What's Your Prounoun? is a comprehensive overview of the history of gender-neutral pronouns and the search for the perfect way to address non-binary and gender-expressive folks. The reader is taken on a cultural exploration of pronouns throughout history and why we continue to debate their usage.
Image source: Norton.com
Baron discusses how, for 200 years, the English language has been missing a way to address these folks that everyone can agree on (p.22).
"English has no pronoun that refers to "either a man or a woman," no word to use when gender is unknown, or irrelevant, or when it needs to be hidden. The language has a complete set of masculines: he, his, him. And feminines: she, her, hers. It even has a pair of neuters: it and its. And the plurals they, their, them, which refer to any and all genders, including things that have no gender. But there's no singular third-person gender-neutral pronoun. None. Which seems strange, because there are so many times when we need one" (p. 22).
Baron goes on to illustrate the issue with using the generic he and why it is problematic. He gives many examples of how even though he is argued to be generic, sometimes it includes both men and women and other times he means "only men."
As a result of moving away from generic he, linguists needed new words that would not specify gender. This allowed documents to avoid the awkward use of he or she or his or hers grouped together. Over the next almost 100 years, 250 gender-neutral and non-binary pronouns would be coined, though not many would be adopted into the lexicon.
"These coined, gender-neutral pronouns failed because not enough people adopted them. Some of these pronouns never reached a wide audience. Others looked too strange on the page, sounded too foreign to the ear, or proved too difficult to decode or pronounce" (p. 111).
The book then documents how, as early as the seventeenth century, medical texts and philosophers were using singular they (p.119), and was used as far back as 1300 by writers such as Lord Chesterfield, Henry Fielding, John Ruskin, Walter Bagehot, Langston Hughes, Jane Austen, Virginia Wolfe, and Charles Dickens (p.155).
"If famous writers use singular they, that means ordinary people must be using it too: to put it in modern, nontechnical terms, singular they has been part of our normal linguistic landscape since, like, forever" (p.155).
Baron argues that the missing word is singular they, a word we already know and use, even if grammar sticklers disagree with it.
At 245 pages, What's Your Pronoun? is a relatively quick read, as the last section of the book (p. 185-245) is a Chronology of Gender-Nuetral and Nonbinary Pronouns. This section contains every pronoun "suggested, coined, or condemned from 1765 to the present" (p.185). It's an excellent book for anyone who likes to geek out over grammar and the history of word usage. Additionally, it's a good read for anyone looking to learn more about pronoun usage or how to support members of the LGBTQ+ community.

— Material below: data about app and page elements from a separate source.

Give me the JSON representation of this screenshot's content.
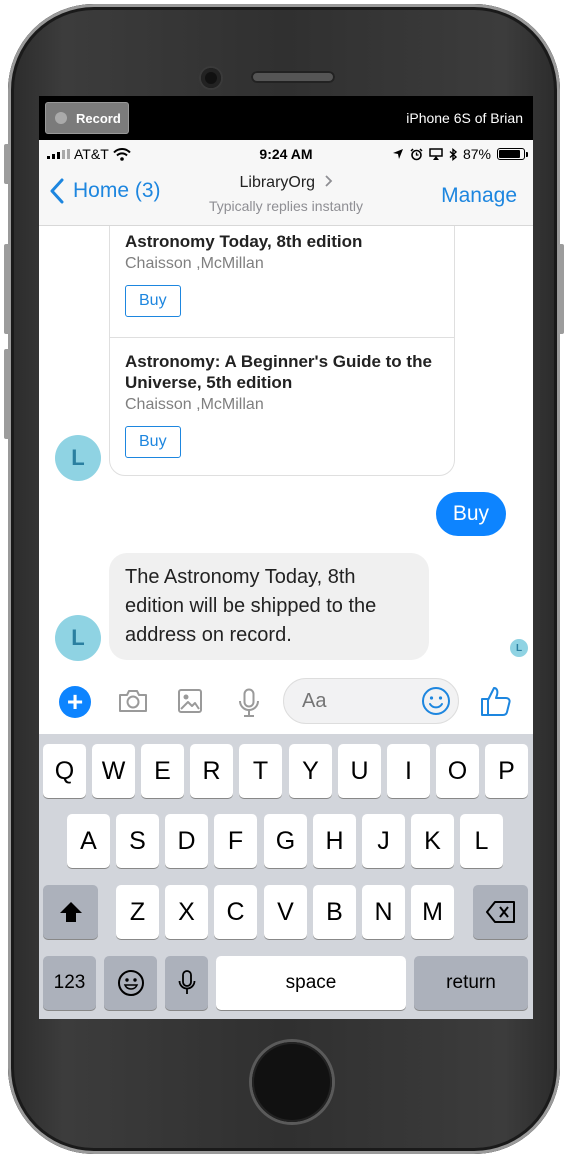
{
  "recording": {
    "button_label": "Record",
    "device_name": "iPhone 6S of Brian"
  },
  "status_bar": {
    "carrier": "AT&T",
    "time": "9:24 AM",
    "battery_percent": "87%",
    "battery_level": 0.87
  },
  "nav": {
    "back_label": "Home (3)",
    "title": "LibraryOrg",
    "subtitle": "Typically replies instantly",
    "manage_label": "Manage"
  },
  "chat": {
    "cards": [
      {
        "title": "Astronomy Today, 8th edition",
        "authors": "Chaisson ,McMillan",
        "button": "Buy"
      },
      {
        "title": "Astronomy: A Beginner's Guide to the Universe, 5th edition",
        "authors": "Chaisson ,McMillan",
        "button": "Buy"
      }
    ],
    "avatar_initial": "L",
    "outgoing_message": "Buy",
    "incoming_message": "The Astronomy Today, 8th edition will be shipped to the address on record.",
    "seen_initial": "L"
  },
  "composer": {
    "placeholder": "Aa"
  },
  "keyboard": {
    "row1": [
      "Q",
      "W",
      "E",
      "R",
      "T",
      "Y",
      "U",
      "I",
      "O",
      "P"
    ],
    "row2": [
      "A",
      "S",
      "D",
      "F",
      "G",
      "H",
      "J",
      "K",
      "L"
    ],
    "row3": [
      "Z",
      "X",
      "C",
      "V",
      "B",
      "N",
      "M"
    ],
    "numbers_label": "123",
    "space_label": "space",
    "return_label": "return"
  },
  "colors": {
    "accent": "#1d86df",
    "outgoing_bubble": "#0d84ff",
    "avatar": "#8fd3e3",
    "keyboard_bg": "#d2d5db"
  }
}
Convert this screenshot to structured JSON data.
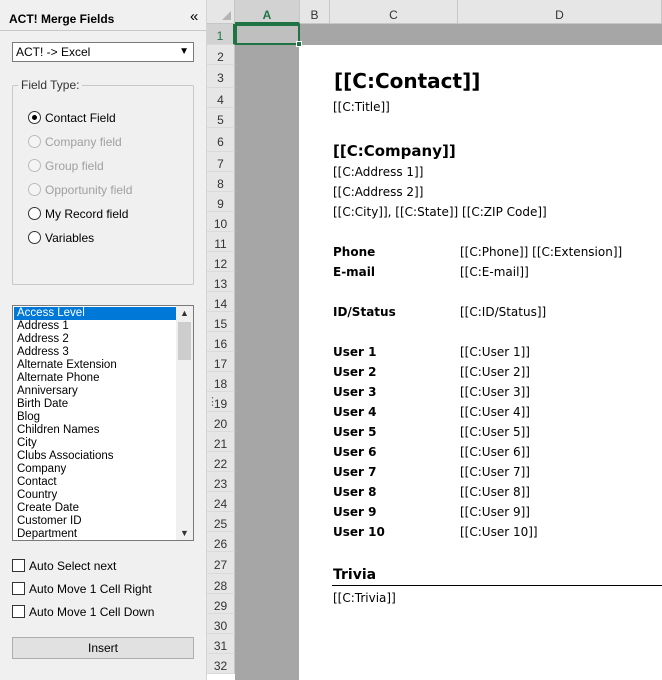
{
  "panel": {
    "title": "ACT! Merge Fields",
    "collapse_icon": "«",
    "mode_select": "ACT! -> Excel",
    "field_type_legend": "Field Type:",
    "field_types": [
      {
        "label": "Contact Field",
        "checked": true,
        "disabled": false
      },
      {
        "label": "Company field",
        "checked": false,
        "disabled": true
      },
      {
        "label": "Group field",
        "checked": false,
        "disabled": true
      },
      {
        "label": "Opportunity field",
        "checked": false,
        "disabled": true
      },
      {
        "label": "My Record field",
        "checked": false,
        "disabled": false
      },
      {
        "label": "Variables",
        "checked": false,
        "disabled": false
      }
    ],
    "fields": [
      "Access Level",
      "Address 1",
      "Address 2",
      "Address 3",
      "Alternate Extension",
      "Alternate Phone",
      "Anniversary",
      "Birth Date",
      "Blog",
      "Children Names",
      "City",
      "Clubs Associations",
      "Company",
      "Contact",
      "Country",
      "Create Date",
      "Customer ID",
      "Department"
    ],
    "selected_field": "Access Level",
    "options": [
      "Auto Select next",
      "Auto Move 1 Cell Right",
      "Auto Move 1 Cell Down"
    ],
    "insert_label": "Insert"
  },
  "sheet": {
    "columns": [
      "A",
      "B",
      "C",
      "D"
    ],
    "active_column": "A",
    "active_row": "1",
    "rows": [
      "1",
      "2",
      "3",
      "4",
      "5",
      "6",
      "7",
      "8",
      "9",
      "10",
      "11",
      "12",
      "13",
      "14",
      "15",
      "16",
      "17",
      "18",
      "19",
      "20",
      "21",
      "22",
      "23",
      "24",
      "25",
      "26",
      "27",
      "28",
      "29",
      "30",
      "31",
      "32"
    ],
    "content": {
      "contact": "[[C:Contact]]",
      "title": "[[C:Title]]",
      "company": "[[C:Company]]",
      "address1": "[[C:Address 1]]",
      "address2": "[[C:Address 2]]",
      "city_line": "[[C:City]], [[C:State]] [[C:ZIP Code]]",
      "phone_label": "Phone",
      "phone_value": "[[C:Phone]] [[C:Extension]]",
      "email_label": "E-mail",
      "email_value": "[[C:E-mail]]",
      "id_label": "ID/Status",
      "id_value": "[[C:ID/Status]]",
      "users": [
        {
          "label": "User 1",
          "value": "[[C:User 1]]"
        },
        {
          "label": "User 2",
          "value": "[[C:User 2]]"
        },
        {
          "label": "User 3",
          "value": "[[C:User 3]]"
        },
        {
          "label": "User 4",
          "value": "[[C:User 4]]"
        },
        {
          "label": "User 5",
          "value": "[[C:User 5]]"
        },
        {
          "label": "User 6",
          "value": "[[C:User 6]]"
        },
        {
          "label": "User 7",
          "value": "[[C:User 7]]"
        },
        {
          "label": "User 8",
          "value": "[[C:User 8]]"
        },
        {
          "label": "User 9",
          "value": "[[C:User 9]]"
        },
        {
          "label": "User 10",
          "value": "[[C:User 10]]"
        }
      ],
      "trivia_heading": "Trivia",
      "trivia_value": "[[C:Trivia]]"
    }
  },
  "colors": {
    "accent_green": "#217346",
    "selection_blue": "#0078d7",
    "gray_area": "#a6a6a6"
  }
}
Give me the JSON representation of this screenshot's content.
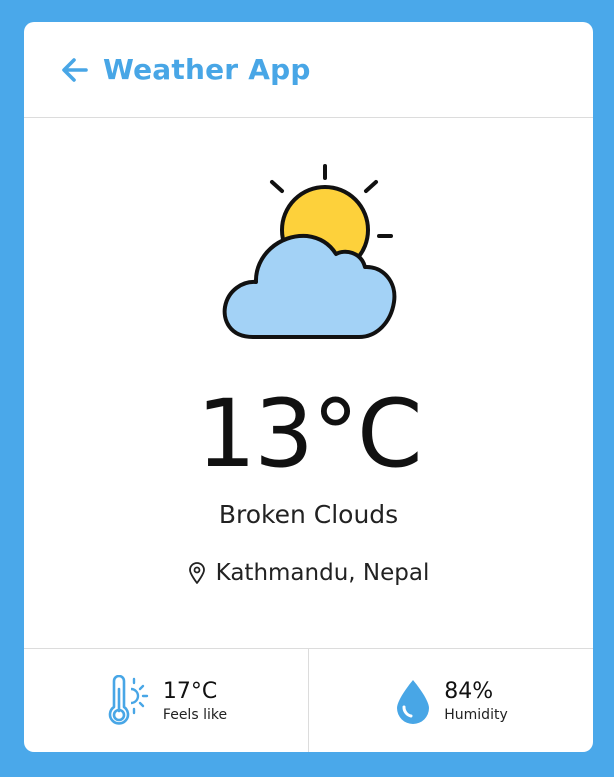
{
  "app": {
    "title": "Weather App"
  },
  "weather": {
    "temperature": "13°C",
    "description": "Broken Clouds",
    "location": "Kathmandu, Nepal"
  },
  "stats": {
    "feels_like_value": "17°C",
    "feels_like_label": "Feels like",
    "humidity_value": "84%",
    "humidity_label": "Humidity"
  },
  "icons": {
    "back": "arrow-left-icon",
    "weather": "partly-cloudy-icon",
    "location": "location-pin-icon",
    "feels_like": "thermometer-icon",
    "humidity": "water-drop-icon"
  },
  "colors": {
    "background": "#4aa8ea",
    "accent": "#48a6e6",
    "sun": "#fdd13b",
    "cloud": "#a3d2f6"
  }
}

Subscribe to get my latest content by email, and I'll send you SIX questions to ask yourself before sharing that your child is transgender: because it can be a little overwhelming and sometimes you just need to know where to start.
We hate SPAM. We will never sell your information, for any reason.